Our friend Chris — from way back in the hazy past of high school — stopped by for the day. He was in Florida for a bunch of family-related things (weddings and some vacation and stuff.)
Nothing more helpful than a steady, extra pair of hands to work on a fiddly little job. We look to keep our anchors lashed down solidly; but the lashing isn't always enough security.
A few times, now, we've had an anchor jump out of its roller and chafe through it's lashings.
Most recently, this happened when we were out in 6' seas. See "Bail Out— Plan B — Abort Abort." The line we used to keep the anchor from bouncing all around the bowsprit finally chafed through.

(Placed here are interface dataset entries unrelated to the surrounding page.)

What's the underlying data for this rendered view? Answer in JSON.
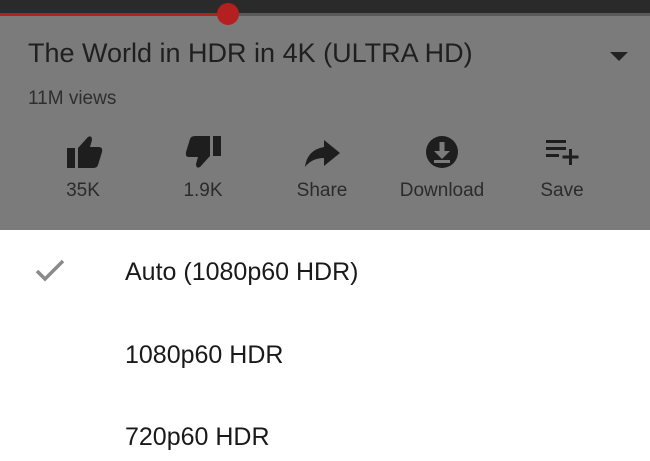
{
  "video": {
    "title": "The World in HDR in 4K (ULTRA HD)",
    "views": "11M views",
    "progress_fraction": 0.35
  },
  "actions": [
    {
      "icon": "thumbs-up-icon",
      "label": "35K"
    },
    {
      "icon": "thumbs-down-icon",
      "label": "1.9K"
    },
    {
      "icon": "share-icon",
      "label": "Share"
    },
    {
      "icon": "download-icon",
      "label": "Download"
    },
    {
      "icon": "playlist-add-icon",
      "label": "Save"
    }
  ],
  "quality_menu": {
    "options": [
      {
        "label": "Auto (1080p60 HDR)",
        "selected": true
      },
      {
        "label": "1080p60 HDR",
        "selected": false
      },
      {
        "label": "720p60 HDR",
        "selected": false
      }
    ]
  },
  "colors": {
    "accent": "#b3201f",
    "dim_overlay": "#7b7b7b",
    "sheet": "#ffffff",
    "check": "#8a8a8a"
  }
}
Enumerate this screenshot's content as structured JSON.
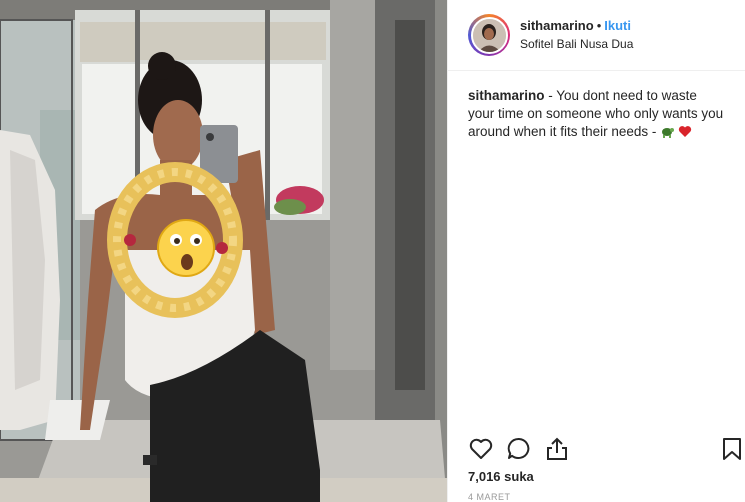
{
  "header": {
    "username": "sithamarino",
    "separator": "•",
    "follow_label": "Ikuti",
    "location": "Sofitel Bali Nusa Dua"
  },
  "caption": {
    "username": "sithamarino",
    "text": " - You dont need to waste your time on someone who only wants you around when it fits their needs - "
  },
  "actions": {
    "icons": [
      "heart-icon",
      "comment-icon",
      "share-icon",
      "bookmark-icon"
    ]
  },
  "likes": "7,016 suka",
  "date": "4 MARET",
  "colors": {
    "follow": "#3897f0",
    "text": "#262626",
    "muted": "#999999"
  }
}
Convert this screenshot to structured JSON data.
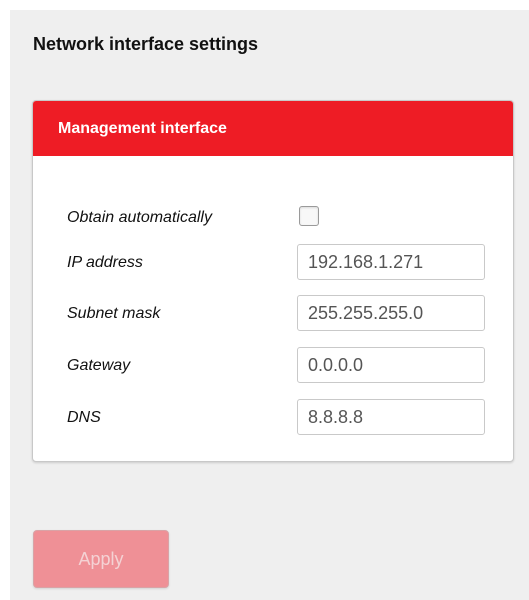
{
  "page": {
    "title": "Network interface settings"
  },
  "panel": {
    "title": "Management interface",
    "fields": {
      "obtain_automatically": {
        "label": "Obtain automatically",
        "checked": false
      },
      "ip_address": {
        "label": "IP address",
        "value": "192.168.1.271"
      },
      "subnet_mask": {
        "label": "Subnet mask",
        "value": "255.255.255.0"
      },
      "gateway": {
        "label": "Gateway",
        "value": "0.0.0.0"
      },
      "dns": {
        "label": "DNS",
        "value": "8.8.8.8"
      }
    }
  },
  "actions": {
    "apply_label": "Apply",
    "apply_disabled": true
  },
  "colors": {
    "accent": "#ee1c25",
    "apply_disabled_bg": "#ef9096",
    "page_bg": "#efefef"
  }
}
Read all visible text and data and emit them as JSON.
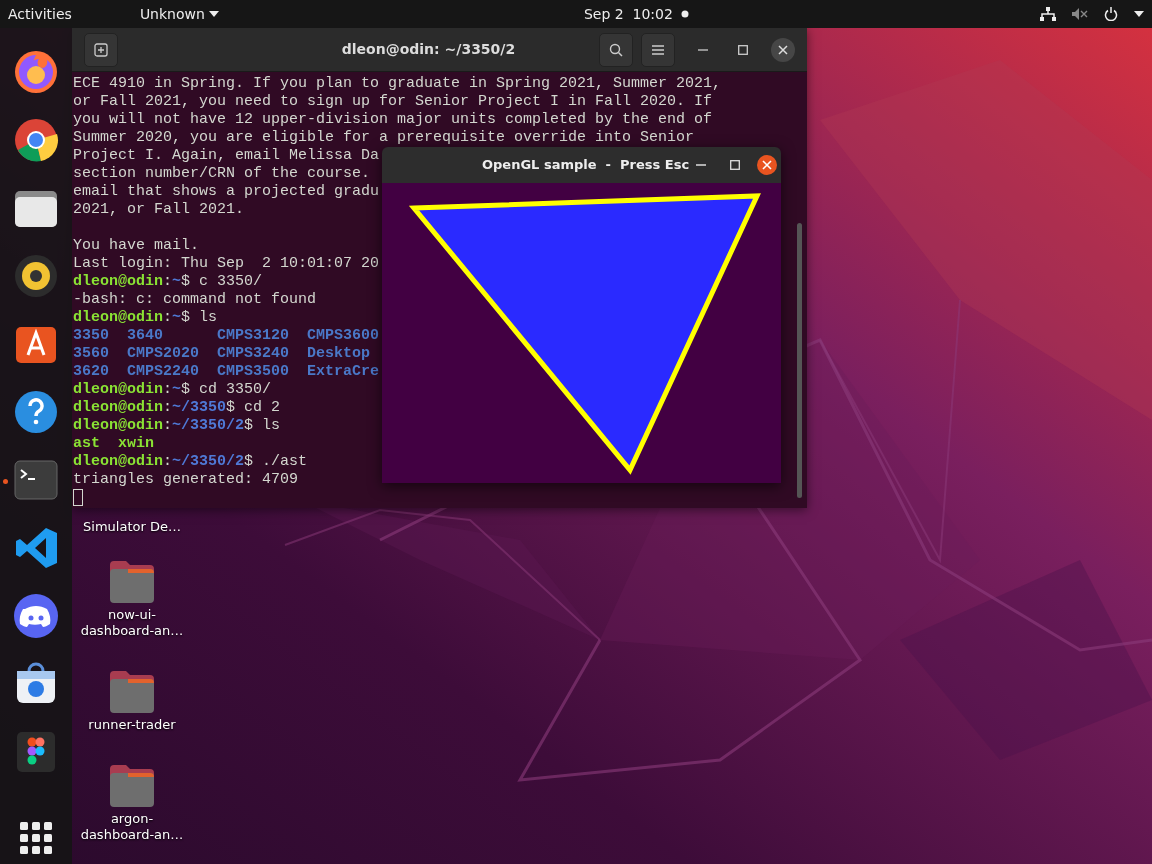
{
  "top_bar": {
    "activities": "Activities",
    "app_menu": "Unknown",
    "clock": "Sep 2  10:02",
    "notification": true
  },
  "dock": {
    "items": [
      {
        "running": false
      },
      {
        "running": false
      },
      {
        "running": false
      },
      {
        "running": false
      },
      {
        "running": false
      },
      {
        "running": false
      },
      {
        "running": true
      },
      {
        "running": false
      },
      {
        "running": false
      },
      {
        "running": false
      },
      {
        "running": false
      }
    ]
  },
  "terminal": {
    "title": "dleon@odin: ~/3350/2",
    "cursor": true,
    "lines": [
      [
        {
          "kind": "plain",
          "text": "ECE 4910 in Spring. If you plan to graduate in Spring 2021, Summer 2021,"
        }
      ],
      [
        {
          "kind": "plain",
          "text": "or Fall 2021, you need to sign up for Senior Project I in Fall 2020. If"
        }
      ],
      [
        {
          "kind": "plain",
          "text": "you will not have 12 upper-division major units completed by the end of"
        }
      ],
      [
        {
          "kind": "plain",
          "text": "Summer 2020, you are eligible for a prerequisite override into Senior"
        }
      ],
      [
        {
          "kind": "plain",
          "text": "Project I. Again, email Melissa Da"
        }
      ],
      [
        {
          "kind": "plain",
          "text": "section number/CRN of the course."
        }
      ],
      [
        {
          "kind": "plain",
          "text": "email that shows a projected gradu"
        }
      ],
      [
        {
          "kind": "plain",
          "text": "2021, or Fall 2021."
        }
      ],
      [
        {
          "kind": "plain",
          "text": "You have mail.",
          "gap_before": true
        }
      ],
      [
        {
          "kind": "plain",
          "text": "Last login: Thu Sep  2 10:01:07 20"
        }
      ],
      [
        {
          "kind": "user",
          "text": "dleon@odin"
        },
        {
          "kind": "plain",
          "text": ":"
        },
        {
          "kind": "path",
          "text": "~"
        },
        {
          "kind": "plain",
          "text": "$ c 3350/"
        }
      ],
      [
        {
          "kind": "plain",
          "text": "-bash: c: command not found"
        }
      ],
      [
        {
          "kind": "user",
          "text": "dleon@odin"
        },
        {
          "kind": "plain",
          "text": ":"
        },
        {
          "kind": "path",
          "text": "~"
        },
        {
          "kind": "plain",
          "text": "$ ls"
        }
      ],
      [
        {
          "kind": "dir",
          "text": "3350  3640      CMPS3120  CMPS3600"
        }
      ],
      [
        {
          "kind": "dir",
          "text": "3560  CMPS2020  CMPS3240  Desktop"
        }
      ],
      [
        {
          "kind": "dir",
          "text": "3620  CMPS2240  CMPS3500  ExtraCre"
        }
      ],
      [
        {
          "kind": "user",
          "text": "dleon@odin"
        },
        {
          "kind": "plain",
          "text": ":"
        },
        {
          "kind": "path",
          "text": "~"
        },
        {
          "kind": "plain",
          "text": "$ cd 3350/"
        }
      ],
      [
        {
          "kind": "user",
          "text": "dleon@odin"
        },
        {
          "kind": "plain",
          "text": ":"
        },
        {
          "kind": "path",
          "text": "~/3350"
        },
        {
          "kind": "plain",
          "text": "$ cd 2"
        }
      ],
      [
        {
          "kind": "user",
          "text": "dleon@odin"
        },
        {
          "kind": "plain",
          "text": ":"
        },
        {
          "kind": "path",
          "text": "~/3350/2"
        },
        {
          "kind": "plain",
          "text": "$ ls"
        }
      ],
      [
        {
          "kind": "exec",
          "text": "ast  xwin"
        }
      ],
      [
        {
          "kind": "user",
          "text": "dleon@odin"
        },
        {
          "kind": "plain",
          "text": ":"
        },
        {
          "kind": "path",
          "text": "~/3350/2"
        },
        {
          "kind": "plain",
          "text": "$ ./ast"
        }
      ],
      [
        {
          "kind": "plain",
          "text": "triangles generated: 4709"
        }
      ]
    ]
  },
  "gl_window": {
    "title": "OpenGL sample  -  Press Esc"
  },
  "desktop_icons": [
    {
      "kind": "label-only",
      "label": "Simulator De…"
    },
    {
      "kind": "folder",
      "label": "now-ui-dashboard-an…"
    },
    {
      "kind": "folder",
      "label": "runner-trader"
    },
    {
      "kind": "folder",
      "label": "argon-dashboard-an…"
    }
  ]
}
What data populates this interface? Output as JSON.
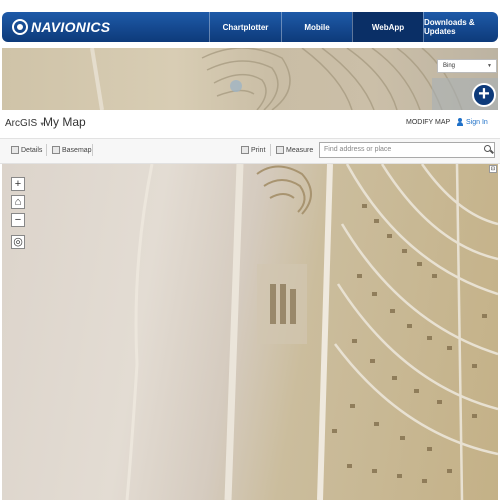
{
  "navionics": {
    "logo": "NAVIONICS",
    "links": [
      {
        "label": "Chartplotter",
        "active": false
      },
      {
        "label": "Mobile",
        "active": false
      },
      {
        "label": "WebApp",
        "active": true
      },
      {
        "label": "Downloads & Updates",
        "active": false
      }
    ],
    "brand_color": "#1e5aa8"
  },
  "banner": {
    "basemap_select": "Bing",
    "add_button": "+"
  },
  "arcgis": {
    "brand": "ArcGIS",
    "title": "My Map",
    "modify_map": "MODIFY MAP",
    "sign_in": "Sign In"
  },
  "toolbar": {
    "details": "Details",
    "basemap": "Basemap",
    "print": "Print",
    "measure": "Measure",
    "address_placeholder": "Find address or place"
  },
  "map_controls": {
    "zoom_in": "+",
    "zoom_out": "−"
  }
}
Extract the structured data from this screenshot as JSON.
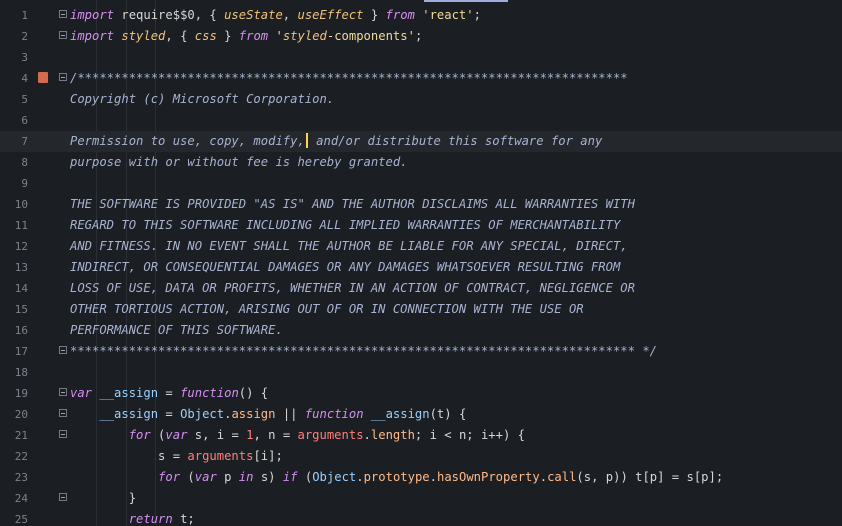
{
  "editor": {
    "lines": [
      {
        "no": "1",
        "code": "import require$$0, { useState, useEffect } from 'react';"
      },
      {
        "no": "2",
        "code": "import styled, { css } from 'styled-components';"
      },
      {
        "no": "3",
        "code": ""
      },
      {
        "no": "4",
        "code": "/***************************************************************************"
      },
      {
        "no": "5",
        "code": "Copyright (c) Microsoft Corporation."
      },
      {
        "no": "6",
        "code": ""
      },
      {
        "no": "7",
        "code": "Permission to use, copy, modify, and/or distribute this software for any"
      },
      {
        "no": "8",
        "code": "purpose with or without fee is hereby granted."
      },
      {
        "no": "9",
        "code": ""
      },
      {
        "no": "10",
        "code": "THE SOFTWARE IS PROVIDED \"AS IS\" AND THE AUTHOR DISCLAIMS ALL WARRANTIES WITH"
      },
      {
        "no": "11",
        "code": "REGARD TO THIS SOFTWARE INCLUDING ALL IMPLIED WARRANTIES OF MERCHANTABILITY"
      },
      {
        "no": "12",
        "code": "AND FITNESS. IN NO EVENT SHALL THE AUTHOR BE LIABLE FOR ANY SPECIAL, DIRECT,"
      },
      {
        "no": "13",
        "code": "INDIRECT, OR CONSEQUENTIAL DAMAGES OR ANY DAMAGES WHATSOEVER RESULTING FROM"
      },
      {
        "no": "14",
        "code": "LOSS OF USE, DATA OR PROFITS, WHETHER IN AN ACTION OF CONTRACT, NEGLIGENCE OR"
      },
      {
        "no": "15",
        "code": "OTHER TORTIOUS ACTION, ARISING OUT OF OR IN CONNECTION WITH THE USE OR"
      },
      {
        "no": "16",
        "code": "PERFORMANCE OF THIS SOFTWARE."
      },
      {
        "no": "17",
        "code": "***************************************************************************** */"
      },
      {
        "no": "18",
        "code": ""
      },
      {
        "no": "19",
        "code": "var __assign = function() {"
      },
      {
        "no": "20",
        "code": "    __assign = Object.assign || function __assign(t) {"
      },
      {
        "no": "21",
        "code": "        for (var s, i = 1, n = arguments.length; i < n; i++) {"
      },
      {
        "no": "22",
        "code": "            s = arguments[i];"
      },
      {
        "no": "23",
        "code": "            for (var p in s) if (Object.prototype.hasOwnProperty.call(s, p)) t[p] = s[p];"
      },
      {
        "no": "24",
        "code": "        }"
      },
      {
        "no": "25",
        "code": "        return t;"
      }
    ],
    "active_line": "7",
    "bookmark_icon": "bookmark-icon",
    "fold_icon": "fold-icon",
    "colors": {
      "background": "#1b1e22",
      "active_line": "#24282d",
      "keyword": "#d58ef3",
      "string": "#f0db9a",
      "comment": "#a8b2d1",
      "number": "#ff7f7f",
      "cursor": "#ffd447"
    }
  }
}
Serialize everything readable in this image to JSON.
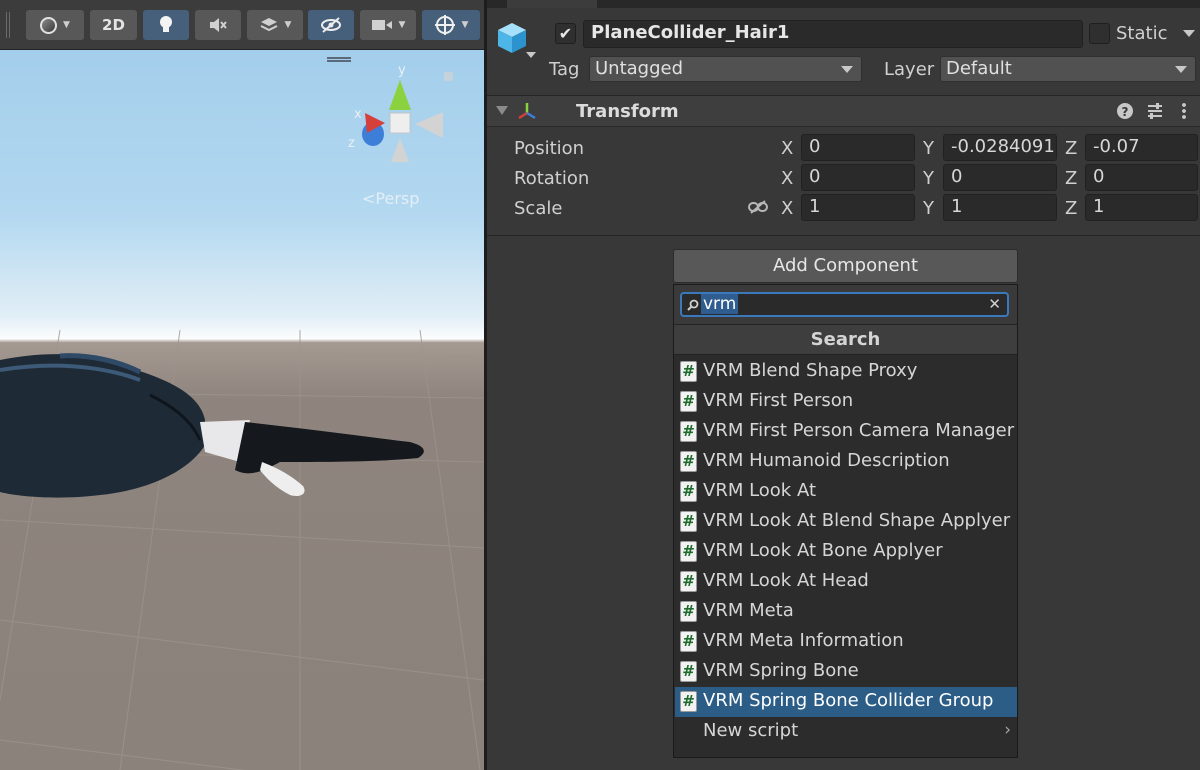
{
  "scene": {
    "toolbar": {
      "shading_icon": "shading-mode-sphere-icon",
      "btn_2d": "2D",
      "lighting_icon": "lightbulb-icon",
      "audio_icon": "audio-muted-icon",
      "effects_icon": "effects-layers-icon",
      "visibility_icon": "scene-visibility-icon",
      "camera_icon": "scene-camera-icon",
      "gizmos_icon": "gizmos-icon"
    },
    "gizmo": {
      "axis_y": "y",
      "axis_x": "x",
      "axis_z": "z",
      "projection": "Persp"
    },
    "colors": {
      "axis_x": "#d6403a",
      "axis_y": "#8bd240",
      "axis_z": "#3d7fd8"
    }
  },
  "inspector": {
    "object": {
      "icon": "cube-icon",
      "active_checked": true,
      "name": "PlaneCollider_Hair1",
      "static_label": "Static",
      "tag_label": "Tag",
      "tag_value": "Untagged",
      "layer_label": "Layer",
      "layer_value": "Default"
    },
    "transform": {
      "title": "Transform",
      "rows": [
        {
          "label": "Position",
          "x": "0",
          "y": "-0.0284091",
          "z": "-0.07"
        },
        {
          "label": "Rotation",
          "x": "0",
          "y": "0",
          "z": "0"
        },
        {
          "label": "Scale",
          "x": "1",
          "y": "1",
          "z": "1"
        }
      ],
      "axis_x": "X",
      "axis_y": "Y",
      "axis_z": "Z"
    },
    "add_component": {
      "button_label": "Add Component",
      "search_value": "vrm",
      "header": "Search",
      "items": [
        "VRM Blend Shape Proxy",
        "VRM First Person",
        "VRM First Person Camera Manager",
        "VRM Humanoid Description",
        "VRM Look At",
        "VRM Look At Blend Shape Applyer",
        "VRM Look At Bone Applyer",
        "VRM Look At Head",
        "VRM Meta",
        "VRM Meta Information",
        "VRM Spring Bone",
        "VRM Spring Bone Collider Group"
      ],
      "selected_item": "VRM Spring Bone Collider Group",
      "new_script": "New script",
      "script_icon_glyph": "#"
    }
  }
}
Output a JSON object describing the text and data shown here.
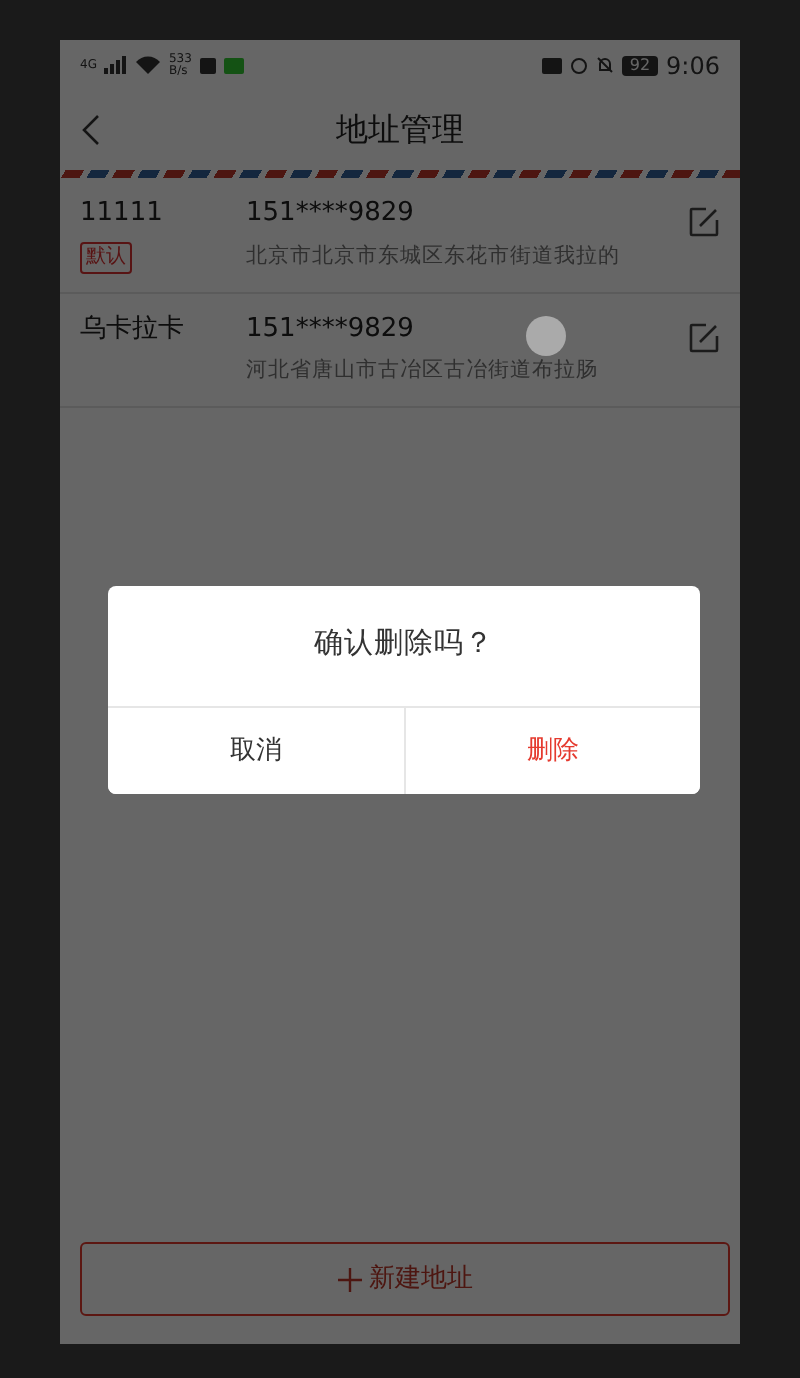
{
  "status_bar": {
    "network": "4G",
    "speed": "533\nB/s",
    "battery": "92",
    "time": "9:06"
  },
  "header": {
    "title": "地址管理"
  },
  "addresses": [
    {
      "name": "11111",
      "phone": "151****9829",
      "address": "北京市北京市东城区东花市街道我拉的",
      "tag": "默认"
    },
    {
      "name": "乌卡拉卡",
      "phone": "151****9829",
      "address": "河北省唐山市古冶区古冶街道布拉肠"
    }
  ],
  "dialog": {
    "message": "确认删除吗？",
    "buttons": [
      {
        "label": "取消",
        "kind": "cancel"
      },
      {
        "label": "删除",
        "kind": "danger"
      }
    ]
  },
  "new_button": {
    "label": "新建地址"
  }
}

CA suggested we use some wire rope that won't easily chafe through.
Chris and I bought some clamps, cut some wire rope and didn't drop a nut or a tool into the Ortega River. Total Victory.
One of the Whitby Old Salts told us to wash our toe-rail once each year in a mixture of ammonia and water. It cleans the crud out of the teak's pores, restores the color and improves the longevity of the wood.
On the left is where CA scrubbed with ammonia and water: ½ c. ammonia in 1 gal. water. On the right is the grey toe rail with several years of salt and sun. Wow.
She's doing all the external teak as fast as she can. What a difference.